This of course undermines systems or methods of education and literacy that are indigenous to the Suluans, such as the body of “unwritten” literature that our people have produced: kissa, kata-kata, da'man—our oral traditions and history as recorded in the tarsilas and luntars. Illiterates? Our forebears have educated and made their progeny “literate” in the kirim, borne out by the functional literacy we have acquired through pagguru ilmu or community- and household-based non-formal acquisition of wisdom, or of devotional education in pangadji qur'an ha lihal-lihal (Arabic: hafiz qur'an). There is no doubt that the Moro people do not lag behind Christians up north in Luzon and the Visayas who have an average education. Unfortunately, those who define development and literacy have unjustly categorized indigenous and non-formal learning as inadequate for literacy.
For the time being, traditional learning modes, albeit informal and community-centered, continue to prevail as more and more deprived and disenfranchised minority and indigenous families find solace in folk wisdom and local innovations, rediscovering their strength in extant structures such as the pagguru ha lihal, the madrasa, and customary ways of passing knowledge from parent to child.
To realize the MDG goal for primary education, it might be wise for the national government to acknowledge the enduring systems and extant traditions of indigenous and minority people, and capitalize on these to improve education, not only in terms of participation, but to ensure viability (ie cohort survival of enrollees) and relevance to marginalized and excluded children.

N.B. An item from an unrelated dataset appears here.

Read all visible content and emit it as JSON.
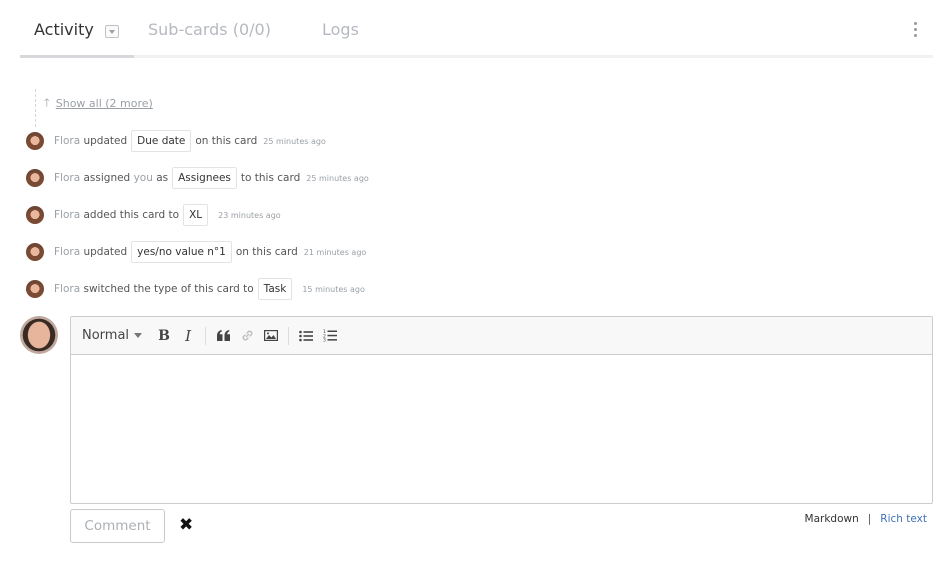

Building the capacity of communities and harnessing the participation of grassroots leaders as educators and learning managers may make a big difference, not only in ensuring greater access for ethnic and minority children, but in making the quality of education more relevant and responsive to local needs and the local context (Figure 4). By tapping community-based and culture-oriented learning modes already intrinsic in the ethnic and minority communities, the learning experience becomes more meaningful and sustainable, while the learning process and outcome can be a tool for empowerment.
Meanwhile, national development planners are now diligently monitoring to ensure that indicators indeed measure government success in achieving the MDGs. Civil society participation is in fact encouraged, and community-based partners are invited to help paint a picture of success. Not a few NGOs and CBOs are asked to document best practices in traditional institutions and systems, even as the terms of reference they quote measure success in terms of skills and literacy competence based on mainstream schooling. Often, with governmental earnestness, they wrongly attribute community success to the efforts of formal schooling rather than to the efficacy and resilience of tradition.
Many minority group members like Nulkaisa are indifferent about formal schooling for their children, arguing that it deprives the family of resources, while it is doubtful whether community children would find employment after graduation anyway. She vows to send her children to their godparents for mag-guru. Hamima continues to attend her madrasa for as long as the fragile peace in her village lasts. For her tau gimba upland farming family, formal schooling may be a desirable option, yet schooling may have to wait until the war is over. In militarized villages like Indanan in Sulu, children's schooling depends on stability and a return to order, which might take some time to be achieved.